6. We also talk about unsafe adults. We define unsafe adults as people who tell them to keep a secret from mommy and daddy, people who make them feel uncomfortable or who treat them in a strange way, or people who try to isolate them from the group. We teach them to never go anywhere alone with an adult unless mommy and daddy have given permission and are fully aware of where they are at all times. Our goal is to develop in our children discernment, not fear. A Facebook commenter talked about how her family uses a passphrase to help her kids know when someone is picking them up that they weren’t expecting, which I thought was a great idea. Her comment reminded me of another thing I tell my children, that I will never send anyone to pick you up who you do not know, so if someone tries to tell you that – they are lying.
7. We discuss basic emergency procedures. They love this part. I let them practice calling 911 on my phone and they know how to use our alarm system at home to summon the police and fire department. I have them practice what they would say to the person who answers, including reciting their name, our address, and mommy and daddy’s name. We practice how to call their dad and their grandmother in an emergency if something is wrong and I am not able to help them.

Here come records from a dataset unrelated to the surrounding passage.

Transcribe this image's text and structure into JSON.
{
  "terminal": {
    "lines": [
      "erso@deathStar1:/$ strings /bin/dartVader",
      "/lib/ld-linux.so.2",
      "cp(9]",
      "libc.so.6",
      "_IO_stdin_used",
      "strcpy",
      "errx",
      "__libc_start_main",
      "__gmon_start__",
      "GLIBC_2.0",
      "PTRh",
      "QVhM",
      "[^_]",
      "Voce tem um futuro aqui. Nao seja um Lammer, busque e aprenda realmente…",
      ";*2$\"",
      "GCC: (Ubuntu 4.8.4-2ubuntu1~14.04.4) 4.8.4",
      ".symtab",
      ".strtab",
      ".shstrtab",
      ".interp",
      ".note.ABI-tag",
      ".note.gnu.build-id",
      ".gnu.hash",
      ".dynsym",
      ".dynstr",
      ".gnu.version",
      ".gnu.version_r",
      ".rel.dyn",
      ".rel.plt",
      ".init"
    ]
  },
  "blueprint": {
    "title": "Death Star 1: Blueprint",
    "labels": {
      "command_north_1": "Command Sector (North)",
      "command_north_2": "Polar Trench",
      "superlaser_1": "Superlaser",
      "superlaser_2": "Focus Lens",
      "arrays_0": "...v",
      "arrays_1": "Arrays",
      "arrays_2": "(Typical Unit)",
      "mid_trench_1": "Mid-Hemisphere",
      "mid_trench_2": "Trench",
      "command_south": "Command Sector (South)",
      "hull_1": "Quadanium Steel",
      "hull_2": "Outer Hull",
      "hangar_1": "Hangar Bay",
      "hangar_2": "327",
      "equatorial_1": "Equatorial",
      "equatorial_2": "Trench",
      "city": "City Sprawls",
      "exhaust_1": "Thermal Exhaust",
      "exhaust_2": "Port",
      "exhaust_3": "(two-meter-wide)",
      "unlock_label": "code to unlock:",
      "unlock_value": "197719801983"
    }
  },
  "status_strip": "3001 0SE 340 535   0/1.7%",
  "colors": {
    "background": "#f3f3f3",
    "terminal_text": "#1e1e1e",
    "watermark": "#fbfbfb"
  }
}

This talk will get more complex as they grow older, and especially so once they begin to utilize social media and the internet. If your children are already there, here is one resource I have found and here is a blog I thought was very compelling about social media dangers for children. Jen Wilkin also wrote a great blog about talking to our kids about bad words they have heard, opening the door to them discussing these things with us and not other people. Again our goal with these talks is two-fold: give them information to keep them safe, and open up honest fearless communication so that they will always come to us first, not last.
Nothing can fully protect children from predators, but with open communication, knowledgable kids, and a ton of prayer, I feel more confident sending my babies into the world. What do you experienced parents have to add to this list?
Blessed is the man who fears the Lord, who finds great delight in His commands. His children will be mighty in the land; the generation of the upright will be blessed. Psalm 112:1-2
#8 – A comment that came in off Facebook that I will be adding to the Talk soon – Courtesy of Juliet Blosser:
“One other thing we have done as our kids have been older is we’ve given them a passphrase. If we have to have anyone other than a parent pick them up from an activity or give them a ride and we haven’t talked about it beforehand, they can ask for the passphrase to make sure it is safe. That way they can know if someone says, “Your mom said to tell you I’m giving you a ride today,” whether that’s really true.”
I love that addition – and it reminded me to tell them that I will NEVER send someone they don’t know to pick them up from anywhere.
Thank you for reading and commenting on FB Juliet!
I like this post about safety tips: http://www.thetwincoach.com/2011/07/20-tips-to-keep-your-children-safe.html
I especially appreciate the point about not forcing your kids to give hugs & kisses to family members. Statistically (and so unfortunately) most abuse is perpetrated by family members so it’s important to me that my kids know they are still in charge of their bodies around grandparents, uncles, etc. and I will always back them up on it.
We have a book called “Everyone’s Got a Bottom” that we read. It uses correct anatomical terms for boys and girls – except “bottom,” I suppose – and is clear but not explicit about someone showing their parts or asking to see yours (so many seem to tell a story about actual abuse and geez, I don’t want to scare my kid, you know?). I highly recommend it if your girls like reading.
Great comments! I absolutely agree about the hugging thing – very wise. I will check that book out soon. Thank you Suzanne!